She also developed orthorexia, an eating disorder that is characterised by the obsession with only eating foods that are considered “healthy”, and became obsessed with exercise. She ran a marathon in 2018 as a way to keep her weight down, and in 2020 she was doing as many as 30 thousand steps a day.
Emma didn’t receive professional help at the time because the NHS waiting list was too long and she couldn’t afford private treatment.
Emma is only too aware of how this situation where people suffering eating disorders find themselves unable to access treatment through the NHS has only become worse in recent times.
“When I was 18, I started gaining weight and felt like I couldn’t stop eating,” Emma said.
“This then turned into bulimia because, to me, it felt like the only solution to stop binge eating and gaining weight.
“The worst times during my eating disorder were early on. I was binging and purging up to nine times a day. I had low self-esteem and depression.
“Those were some of the darkest years I’ve had. I look back now and can really see how unwell I was.
“I weighed everything and would always have less than a portion size that was recommended.
“I remember when I was at uni I wrote down meal plans and I would put chewing gum as a snack.
“I found it hard to accept myself and see my worth.
“I was abusing my body through exercise, trying to shrink it as much as I could because I thought if I lose a couple of more pounds I would be happy, but I never was.
“My family and close friends noticed my weight loss and showed their concerns but I always told them I was doing okay and never liked to talk about it because I felt ashamed.
“I felt embarrassed to admit anything was wrong but the more I opened up the more it helped my recovery.
“My partner who I was with at the time found it frustrating when I wouldn’t want to eat at certain places or eat certain things. It put a lot on the relationship as when I found the courage to open up to him about my eating disorder he wasn’t supportive.
“I lost my period, and I suffered from stomach ulcers and really bad bloating.
“I didn’t seek any help as it was too expensive and the waiting list on the NHS was too long.”
In 2021, Emma bravely began taking actionable steps to change her life when she moved into her own home and recognised that having “nobody around” would make it easier for her to “self-destruct”.
Since then, she has gained around three stone, eats between 2500 and 3000 calories per day, and has found a “new love” for strength-building exercises. She has also regained her menstrual cycle.
She has also gone from a size six to eight to a size ten to twelve.
“It’s been one of the hardest things I’ve done but also the best thing,” Emma said.
“I did everything alone which I think was harder than seeking professional help.
“I’ve read books on binge eating and bulimia and also turned to social media recovery accounts and therapists for tips and support.
“Social media can have a bad reputation but the community on there for eating disorder recovery is so motivating.”
Emma has now gotten her “life back”.
“Having an eating disorder strips you of so much,” Emma said.
“I had social anxiety.

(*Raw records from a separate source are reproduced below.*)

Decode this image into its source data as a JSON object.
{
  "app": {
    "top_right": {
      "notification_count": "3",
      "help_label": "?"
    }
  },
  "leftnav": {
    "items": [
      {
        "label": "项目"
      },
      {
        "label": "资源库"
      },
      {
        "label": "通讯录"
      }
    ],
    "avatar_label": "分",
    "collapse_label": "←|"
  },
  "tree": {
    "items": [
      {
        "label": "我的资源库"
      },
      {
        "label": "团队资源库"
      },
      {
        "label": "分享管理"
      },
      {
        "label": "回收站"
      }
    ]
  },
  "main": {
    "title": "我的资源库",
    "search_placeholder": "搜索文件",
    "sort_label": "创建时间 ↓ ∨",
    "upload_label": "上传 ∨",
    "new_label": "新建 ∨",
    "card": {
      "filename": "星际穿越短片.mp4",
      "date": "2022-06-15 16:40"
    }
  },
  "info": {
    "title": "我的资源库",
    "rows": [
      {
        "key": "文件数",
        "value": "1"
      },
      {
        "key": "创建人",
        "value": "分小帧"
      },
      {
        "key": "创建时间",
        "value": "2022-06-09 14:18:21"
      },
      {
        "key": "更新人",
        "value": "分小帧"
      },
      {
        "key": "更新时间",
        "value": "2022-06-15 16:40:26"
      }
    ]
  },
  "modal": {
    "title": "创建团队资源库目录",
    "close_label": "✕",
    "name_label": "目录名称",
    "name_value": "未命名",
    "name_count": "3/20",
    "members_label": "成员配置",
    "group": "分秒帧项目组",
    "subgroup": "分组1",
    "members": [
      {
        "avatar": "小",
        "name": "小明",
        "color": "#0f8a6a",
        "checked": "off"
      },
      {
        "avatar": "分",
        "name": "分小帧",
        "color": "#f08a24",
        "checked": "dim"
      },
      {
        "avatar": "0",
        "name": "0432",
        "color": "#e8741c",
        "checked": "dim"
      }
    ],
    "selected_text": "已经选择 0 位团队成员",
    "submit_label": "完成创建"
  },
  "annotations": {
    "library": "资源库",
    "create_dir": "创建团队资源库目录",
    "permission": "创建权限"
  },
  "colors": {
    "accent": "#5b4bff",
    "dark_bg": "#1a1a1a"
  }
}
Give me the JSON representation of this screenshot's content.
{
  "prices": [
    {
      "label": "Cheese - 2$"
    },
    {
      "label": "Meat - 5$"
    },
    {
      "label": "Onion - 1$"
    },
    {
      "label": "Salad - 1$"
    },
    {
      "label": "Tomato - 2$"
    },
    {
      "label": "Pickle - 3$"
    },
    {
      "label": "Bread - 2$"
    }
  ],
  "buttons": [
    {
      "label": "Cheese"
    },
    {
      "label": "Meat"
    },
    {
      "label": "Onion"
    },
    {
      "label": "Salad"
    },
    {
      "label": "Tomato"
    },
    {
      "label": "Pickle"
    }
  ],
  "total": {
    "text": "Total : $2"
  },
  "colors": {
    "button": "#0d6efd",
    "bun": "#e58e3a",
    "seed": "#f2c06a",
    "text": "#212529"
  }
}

I didn’t like going out for meals or events.
“I turned down so many fun things because I feared not being able to exercise or what food there would be.
“I now have the freedom to say yes to events and meet friends without having to think about it. I can go out for food and order what I truly want without the fear of calories.
“Once you find that freedom from your eating disorder, the feeling is unmatched.”
Emma has also documented her recovery on her own Instagram page—@emma_d_fitness—which has over 12 thousand followers.
“My advice to someone going through the same thing would be that recovery isn’t linear,” Emma said.
“Some days you will feel like you’ve gone back to your old ways and you’re never going to recover but you will.
“I spent so many days feeling like I was making no progress and my eating disorder was still ruling my life but these bad days only bring you back stronger than before.
“I want to keep sharing my journey on Instagram because I know how many others it helps.
“I’ll also continue training and improving my performance in the gym because it’s something I love doing and I gain so much from it, not just physically but mentally as well.
“I train to see what my body can do and not because I wanted to shrink it.”